GIVEN RECORDS:
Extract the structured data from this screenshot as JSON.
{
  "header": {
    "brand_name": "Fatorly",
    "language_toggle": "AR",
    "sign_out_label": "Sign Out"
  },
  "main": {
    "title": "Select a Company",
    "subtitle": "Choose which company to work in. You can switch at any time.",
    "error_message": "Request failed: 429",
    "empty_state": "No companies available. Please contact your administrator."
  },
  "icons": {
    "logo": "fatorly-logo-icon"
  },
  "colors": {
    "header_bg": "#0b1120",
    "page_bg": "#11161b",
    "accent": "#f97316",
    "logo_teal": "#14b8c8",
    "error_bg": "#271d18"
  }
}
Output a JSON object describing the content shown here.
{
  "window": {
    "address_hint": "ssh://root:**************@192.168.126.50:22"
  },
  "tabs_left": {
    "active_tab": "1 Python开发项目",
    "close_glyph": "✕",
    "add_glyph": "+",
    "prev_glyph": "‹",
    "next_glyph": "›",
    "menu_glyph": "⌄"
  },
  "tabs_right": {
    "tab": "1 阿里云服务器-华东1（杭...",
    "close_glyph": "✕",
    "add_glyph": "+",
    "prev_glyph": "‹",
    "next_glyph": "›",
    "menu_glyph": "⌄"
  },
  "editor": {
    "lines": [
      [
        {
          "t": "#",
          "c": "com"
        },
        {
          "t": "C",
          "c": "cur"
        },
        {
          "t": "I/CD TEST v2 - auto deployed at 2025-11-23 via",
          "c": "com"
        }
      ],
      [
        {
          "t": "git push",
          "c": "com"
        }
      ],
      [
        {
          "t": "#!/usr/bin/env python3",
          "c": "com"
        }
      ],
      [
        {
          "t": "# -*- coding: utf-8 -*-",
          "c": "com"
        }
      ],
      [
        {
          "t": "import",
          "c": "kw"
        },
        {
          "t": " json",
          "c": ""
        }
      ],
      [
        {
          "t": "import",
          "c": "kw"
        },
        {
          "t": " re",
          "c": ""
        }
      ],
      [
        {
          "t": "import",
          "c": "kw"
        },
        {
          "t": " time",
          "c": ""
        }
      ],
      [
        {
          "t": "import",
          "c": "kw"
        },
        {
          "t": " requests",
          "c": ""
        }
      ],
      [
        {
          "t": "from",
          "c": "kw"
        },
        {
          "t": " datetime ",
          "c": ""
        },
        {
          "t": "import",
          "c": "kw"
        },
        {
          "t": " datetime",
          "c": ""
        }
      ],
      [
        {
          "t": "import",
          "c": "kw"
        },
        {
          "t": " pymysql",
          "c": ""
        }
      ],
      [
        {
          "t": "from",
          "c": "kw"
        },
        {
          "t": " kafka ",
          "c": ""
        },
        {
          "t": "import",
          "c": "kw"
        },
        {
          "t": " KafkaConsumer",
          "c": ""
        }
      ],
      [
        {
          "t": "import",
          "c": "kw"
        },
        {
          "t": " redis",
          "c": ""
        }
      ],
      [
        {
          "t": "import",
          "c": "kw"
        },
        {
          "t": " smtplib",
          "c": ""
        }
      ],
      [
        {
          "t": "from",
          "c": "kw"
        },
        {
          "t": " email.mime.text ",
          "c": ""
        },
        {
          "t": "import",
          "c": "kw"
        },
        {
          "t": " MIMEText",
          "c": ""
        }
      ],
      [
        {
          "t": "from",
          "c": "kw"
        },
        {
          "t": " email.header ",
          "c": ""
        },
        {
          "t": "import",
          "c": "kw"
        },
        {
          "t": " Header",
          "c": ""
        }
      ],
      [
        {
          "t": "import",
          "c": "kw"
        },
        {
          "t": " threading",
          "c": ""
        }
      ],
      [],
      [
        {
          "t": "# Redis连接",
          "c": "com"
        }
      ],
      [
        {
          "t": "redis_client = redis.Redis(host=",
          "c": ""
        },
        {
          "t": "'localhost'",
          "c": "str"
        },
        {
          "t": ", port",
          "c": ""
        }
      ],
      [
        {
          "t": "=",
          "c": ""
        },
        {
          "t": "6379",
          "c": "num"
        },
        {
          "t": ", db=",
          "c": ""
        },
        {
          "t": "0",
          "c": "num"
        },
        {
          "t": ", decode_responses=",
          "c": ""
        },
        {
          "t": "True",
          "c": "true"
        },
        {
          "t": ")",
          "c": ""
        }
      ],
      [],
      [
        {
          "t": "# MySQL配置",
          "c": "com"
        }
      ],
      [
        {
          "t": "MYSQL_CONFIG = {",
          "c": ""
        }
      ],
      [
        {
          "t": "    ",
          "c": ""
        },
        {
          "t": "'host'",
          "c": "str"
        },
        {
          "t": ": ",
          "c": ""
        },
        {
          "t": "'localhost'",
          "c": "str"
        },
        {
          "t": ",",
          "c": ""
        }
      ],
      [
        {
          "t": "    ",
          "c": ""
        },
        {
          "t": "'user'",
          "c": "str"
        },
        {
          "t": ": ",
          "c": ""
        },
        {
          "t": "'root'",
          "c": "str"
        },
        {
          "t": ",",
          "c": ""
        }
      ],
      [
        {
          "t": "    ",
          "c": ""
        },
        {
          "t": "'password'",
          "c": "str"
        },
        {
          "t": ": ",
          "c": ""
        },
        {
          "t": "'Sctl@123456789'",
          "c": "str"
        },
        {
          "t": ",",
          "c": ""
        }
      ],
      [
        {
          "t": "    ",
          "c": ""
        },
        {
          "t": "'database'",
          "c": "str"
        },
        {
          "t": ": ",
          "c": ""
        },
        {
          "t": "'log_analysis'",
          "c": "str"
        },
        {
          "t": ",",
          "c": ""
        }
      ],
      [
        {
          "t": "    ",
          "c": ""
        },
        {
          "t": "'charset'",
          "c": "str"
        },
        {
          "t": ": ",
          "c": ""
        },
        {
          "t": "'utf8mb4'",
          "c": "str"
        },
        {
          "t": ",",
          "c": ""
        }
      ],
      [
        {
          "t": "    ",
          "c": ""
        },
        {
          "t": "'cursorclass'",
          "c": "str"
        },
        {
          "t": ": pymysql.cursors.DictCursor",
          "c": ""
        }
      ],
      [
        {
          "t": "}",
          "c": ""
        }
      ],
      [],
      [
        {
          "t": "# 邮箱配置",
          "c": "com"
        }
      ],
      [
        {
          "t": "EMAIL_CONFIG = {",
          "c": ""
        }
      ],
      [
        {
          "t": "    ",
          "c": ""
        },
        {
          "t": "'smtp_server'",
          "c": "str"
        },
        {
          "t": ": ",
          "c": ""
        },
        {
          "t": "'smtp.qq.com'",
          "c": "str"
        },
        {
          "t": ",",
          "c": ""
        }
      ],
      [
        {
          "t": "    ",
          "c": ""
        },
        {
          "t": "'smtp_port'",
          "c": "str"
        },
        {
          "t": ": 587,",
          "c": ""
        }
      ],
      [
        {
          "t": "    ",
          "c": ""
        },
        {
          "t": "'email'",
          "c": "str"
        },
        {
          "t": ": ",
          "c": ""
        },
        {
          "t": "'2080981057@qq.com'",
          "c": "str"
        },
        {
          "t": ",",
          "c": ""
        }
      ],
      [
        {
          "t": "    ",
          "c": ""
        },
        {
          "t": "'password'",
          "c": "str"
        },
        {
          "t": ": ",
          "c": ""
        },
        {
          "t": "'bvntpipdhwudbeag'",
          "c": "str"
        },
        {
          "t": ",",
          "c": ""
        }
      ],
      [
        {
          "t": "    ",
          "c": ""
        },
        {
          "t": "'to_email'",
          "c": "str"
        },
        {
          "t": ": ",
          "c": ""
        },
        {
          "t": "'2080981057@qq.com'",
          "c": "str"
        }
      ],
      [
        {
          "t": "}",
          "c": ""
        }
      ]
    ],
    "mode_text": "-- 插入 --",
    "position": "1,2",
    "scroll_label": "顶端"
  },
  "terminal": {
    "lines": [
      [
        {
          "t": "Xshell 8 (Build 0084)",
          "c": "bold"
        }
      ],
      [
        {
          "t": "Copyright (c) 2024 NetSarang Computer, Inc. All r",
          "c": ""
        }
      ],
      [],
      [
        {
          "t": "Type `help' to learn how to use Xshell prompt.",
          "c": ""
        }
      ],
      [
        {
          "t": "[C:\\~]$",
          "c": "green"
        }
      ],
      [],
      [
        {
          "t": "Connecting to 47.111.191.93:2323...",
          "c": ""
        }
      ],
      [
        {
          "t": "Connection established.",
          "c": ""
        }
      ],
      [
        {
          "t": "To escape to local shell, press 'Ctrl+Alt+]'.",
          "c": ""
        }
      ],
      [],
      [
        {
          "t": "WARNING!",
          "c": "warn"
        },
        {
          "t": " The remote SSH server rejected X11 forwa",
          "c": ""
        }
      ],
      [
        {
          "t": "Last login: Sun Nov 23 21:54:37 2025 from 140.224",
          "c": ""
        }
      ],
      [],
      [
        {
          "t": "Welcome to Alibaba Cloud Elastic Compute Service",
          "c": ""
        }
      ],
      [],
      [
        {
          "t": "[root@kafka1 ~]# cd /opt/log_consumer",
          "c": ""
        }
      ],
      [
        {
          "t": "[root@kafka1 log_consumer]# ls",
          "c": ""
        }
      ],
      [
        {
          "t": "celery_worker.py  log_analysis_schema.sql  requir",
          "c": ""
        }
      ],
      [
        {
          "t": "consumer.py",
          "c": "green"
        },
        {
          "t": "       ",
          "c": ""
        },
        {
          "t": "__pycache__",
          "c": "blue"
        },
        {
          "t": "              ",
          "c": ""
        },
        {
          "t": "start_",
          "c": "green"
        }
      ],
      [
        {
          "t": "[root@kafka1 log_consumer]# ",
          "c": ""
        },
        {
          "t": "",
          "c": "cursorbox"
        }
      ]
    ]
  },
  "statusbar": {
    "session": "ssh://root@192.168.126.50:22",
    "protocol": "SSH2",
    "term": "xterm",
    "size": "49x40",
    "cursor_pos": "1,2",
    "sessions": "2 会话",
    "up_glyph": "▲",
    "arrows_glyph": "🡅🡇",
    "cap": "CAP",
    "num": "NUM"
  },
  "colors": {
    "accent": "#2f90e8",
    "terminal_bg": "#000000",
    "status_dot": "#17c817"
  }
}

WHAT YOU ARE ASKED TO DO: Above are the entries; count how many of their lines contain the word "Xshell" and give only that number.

COMPLETED EXERCISE: 2